On Oct. 9, Anderson, who had worked at West for three years and at East High School for eight years before that, said he responded to a call about a disruptive student who was being escorted out of the school by an assistant principal.
When the situation with the male student escalated, Anderson said the student, who is also black, started calling him the N-word along with other obscene words.
In response, Anderson said he repeatedly told the student to stop saying the word with phrases like, “do not call me that,” “do not call me that word,” and “do not call me a N-word,” although he used the actual word at the time.
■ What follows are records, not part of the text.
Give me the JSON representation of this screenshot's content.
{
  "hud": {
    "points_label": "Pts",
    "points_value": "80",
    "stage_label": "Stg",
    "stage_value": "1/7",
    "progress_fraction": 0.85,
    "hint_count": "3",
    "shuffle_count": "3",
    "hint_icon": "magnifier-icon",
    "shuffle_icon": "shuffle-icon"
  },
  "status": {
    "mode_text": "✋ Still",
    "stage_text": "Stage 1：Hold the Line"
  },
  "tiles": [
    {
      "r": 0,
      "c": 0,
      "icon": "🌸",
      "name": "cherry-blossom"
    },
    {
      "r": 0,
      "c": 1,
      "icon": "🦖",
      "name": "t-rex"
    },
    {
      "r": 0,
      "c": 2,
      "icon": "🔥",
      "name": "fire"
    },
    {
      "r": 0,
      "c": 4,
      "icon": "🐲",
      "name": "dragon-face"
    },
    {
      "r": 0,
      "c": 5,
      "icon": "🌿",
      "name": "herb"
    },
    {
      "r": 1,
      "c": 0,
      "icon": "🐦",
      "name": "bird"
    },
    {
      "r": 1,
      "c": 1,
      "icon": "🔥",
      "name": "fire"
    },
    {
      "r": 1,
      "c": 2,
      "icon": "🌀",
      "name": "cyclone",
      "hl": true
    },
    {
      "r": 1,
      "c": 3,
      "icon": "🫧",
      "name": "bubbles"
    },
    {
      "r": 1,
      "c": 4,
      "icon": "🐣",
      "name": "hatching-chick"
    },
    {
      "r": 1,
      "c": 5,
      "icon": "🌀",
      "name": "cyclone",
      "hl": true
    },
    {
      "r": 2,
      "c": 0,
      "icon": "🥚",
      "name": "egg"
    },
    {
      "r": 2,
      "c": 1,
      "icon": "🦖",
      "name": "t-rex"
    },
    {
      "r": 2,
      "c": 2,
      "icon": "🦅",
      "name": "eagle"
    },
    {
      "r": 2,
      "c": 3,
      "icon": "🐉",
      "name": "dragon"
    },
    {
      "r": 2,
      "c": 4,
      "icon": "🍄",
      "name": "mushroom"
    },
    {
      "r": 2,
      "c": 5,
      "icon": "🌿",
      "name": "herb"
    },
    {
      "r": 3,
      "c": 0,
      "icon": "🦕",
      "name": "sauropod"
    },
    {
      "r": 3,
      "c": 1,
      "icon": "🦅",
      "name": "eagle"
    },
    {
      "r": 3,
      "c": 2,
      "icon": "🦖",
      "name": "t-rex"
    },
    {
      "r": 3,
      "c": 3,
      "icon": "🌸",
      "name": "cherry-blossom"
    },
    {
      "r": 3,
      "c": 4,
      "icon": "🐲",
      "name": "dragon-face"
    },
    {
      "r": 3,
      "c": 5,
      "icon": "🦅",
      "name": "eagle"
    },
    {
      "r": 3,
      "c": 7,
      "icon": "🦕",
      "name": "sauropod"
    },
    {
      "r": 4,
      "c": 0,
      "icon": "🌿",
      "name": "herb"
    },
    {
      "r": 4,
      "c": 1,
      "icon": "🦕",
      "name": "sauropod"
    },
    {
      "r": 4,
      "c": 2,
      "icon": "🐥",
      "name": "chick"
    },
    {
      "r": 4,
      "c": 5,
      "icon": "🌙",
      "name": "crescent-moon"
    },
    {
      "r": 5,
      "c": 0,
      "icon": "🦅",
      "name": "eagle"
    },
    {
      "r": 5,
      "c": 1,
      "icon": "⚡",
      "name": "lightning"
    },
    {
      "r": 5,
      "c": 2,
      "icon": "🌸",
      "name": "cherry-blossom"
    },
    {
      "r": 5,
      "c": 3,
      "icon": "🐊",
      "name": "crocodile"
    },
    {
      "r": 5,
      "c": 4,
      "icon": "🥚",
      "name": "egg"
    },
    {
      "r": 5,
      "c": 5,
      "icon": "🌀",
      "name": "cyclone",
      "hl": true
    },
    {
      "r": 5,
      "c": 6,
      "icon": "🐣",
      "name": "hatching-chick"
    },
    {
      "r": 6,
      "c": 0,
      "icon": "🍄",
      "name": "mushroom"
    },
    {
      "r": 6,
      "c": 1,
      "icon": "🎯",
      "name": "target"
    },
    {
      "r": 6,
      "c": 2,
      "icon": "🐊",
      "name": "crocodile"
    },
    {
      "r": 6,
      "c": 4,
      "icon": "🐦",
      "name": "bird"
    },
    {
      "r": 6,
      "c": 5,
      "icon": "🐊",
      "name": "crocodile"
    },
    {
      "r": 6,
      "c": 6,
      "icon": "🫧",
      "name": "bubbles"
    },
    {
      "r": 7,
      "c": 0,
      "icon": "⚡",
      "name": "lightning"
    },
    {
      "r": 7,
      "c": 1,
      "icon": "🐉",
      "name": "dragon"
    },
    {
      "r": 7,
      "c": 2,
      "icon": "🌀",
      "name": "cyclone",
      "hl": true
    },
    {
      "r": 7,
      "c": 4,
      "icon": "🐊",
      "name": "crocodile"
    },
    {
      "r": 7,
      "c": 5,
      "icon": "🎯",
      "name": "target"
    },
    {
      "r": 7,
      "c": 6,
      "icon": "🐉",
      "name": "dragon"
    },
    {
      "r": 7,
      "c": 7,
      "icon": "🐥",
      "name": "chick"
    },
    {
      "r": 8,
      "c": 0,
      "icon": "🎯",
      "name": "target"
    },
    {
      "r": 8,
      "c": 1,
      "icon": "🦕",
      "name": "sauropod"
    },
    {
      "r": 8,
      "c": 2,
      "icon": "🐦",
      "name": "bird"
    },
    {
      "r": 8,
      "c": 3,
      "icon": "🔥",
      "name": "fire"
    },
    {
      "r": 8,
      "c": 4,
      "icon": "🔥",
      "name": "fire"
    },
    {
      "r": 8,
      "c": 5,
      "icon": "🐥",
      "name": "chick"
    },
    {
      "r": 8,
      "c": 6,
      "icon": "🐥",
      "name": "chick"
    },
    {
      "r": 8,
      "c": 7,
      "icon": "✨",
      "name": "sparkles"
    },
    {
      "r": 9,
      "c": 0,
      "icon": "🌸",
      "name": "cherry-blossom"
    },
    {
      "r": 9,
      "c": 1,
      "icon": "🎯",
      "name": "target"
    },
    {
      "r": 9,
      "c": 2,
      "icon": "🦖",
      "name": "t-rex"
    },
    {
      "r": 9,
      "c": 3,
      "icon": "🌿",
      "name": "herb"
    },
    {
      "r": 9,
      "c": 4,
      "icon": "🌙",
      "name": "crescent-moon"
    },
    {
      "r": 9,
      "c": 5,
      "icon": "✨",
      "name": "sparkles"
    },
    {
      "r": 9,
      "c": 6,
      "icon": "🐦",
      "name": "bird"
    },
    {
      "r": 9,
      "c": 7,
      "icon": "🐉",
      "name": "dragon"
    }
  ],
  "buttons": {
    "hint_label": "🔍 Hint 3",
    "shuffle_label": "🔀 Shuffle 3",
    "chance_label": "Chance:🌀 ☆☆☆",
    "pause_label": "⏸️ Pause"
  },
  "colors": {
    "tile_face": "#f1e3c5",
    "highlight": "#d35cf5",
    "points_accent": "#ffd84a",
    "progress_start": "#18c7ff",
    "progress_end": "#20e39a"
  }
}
Throughout the exchange with the student, Anderson said the assistant principal, Jennifer Talarczyk, did not try to get the student to stop saying the slur, which Anderson said administrators have done when he has been called the N-word by students before.
He also said Talarczyk turned on the microphone on her radio and moved it close to him, causing his comments to be broadcast to other staff with radios, which he said made him feel “targeted.”
Attempts to reach Talarczyk Thursday were unsuccessful.
Board president Gloria Reyes said in a statement via MMSD spokeswoman Rachel Strauch-Nelson that the board would “allow for that (grievance) process to play out so we can ensure the outcome is right for all involved.” Reyes has requested a review of the approach to racial slurs be placed on a board agenda as soon as possible.
“We’ve taken a tough stance on racial slurs, and we believe that language has no place in schools,” Reyes said. “We have also heard from the community about the complexity involved – and our duty to examine it. As a board, we plan to review our approach, the underlying policies, and examine them with a racial equity lens understanding that universal policies can often deepen inequities. We will ask the community for help in that process.”
“The data clearly indicate that being able to read is not a requirement for graduation at (Madison) East, especially if you are black or Hispanic”.
Notes and comments, here.
Why are we continuing to pass children through our school system who have not yet achieved an adequate level of proficiency to succeed academically in future grades? High school senior? Five credits? Really? SMH.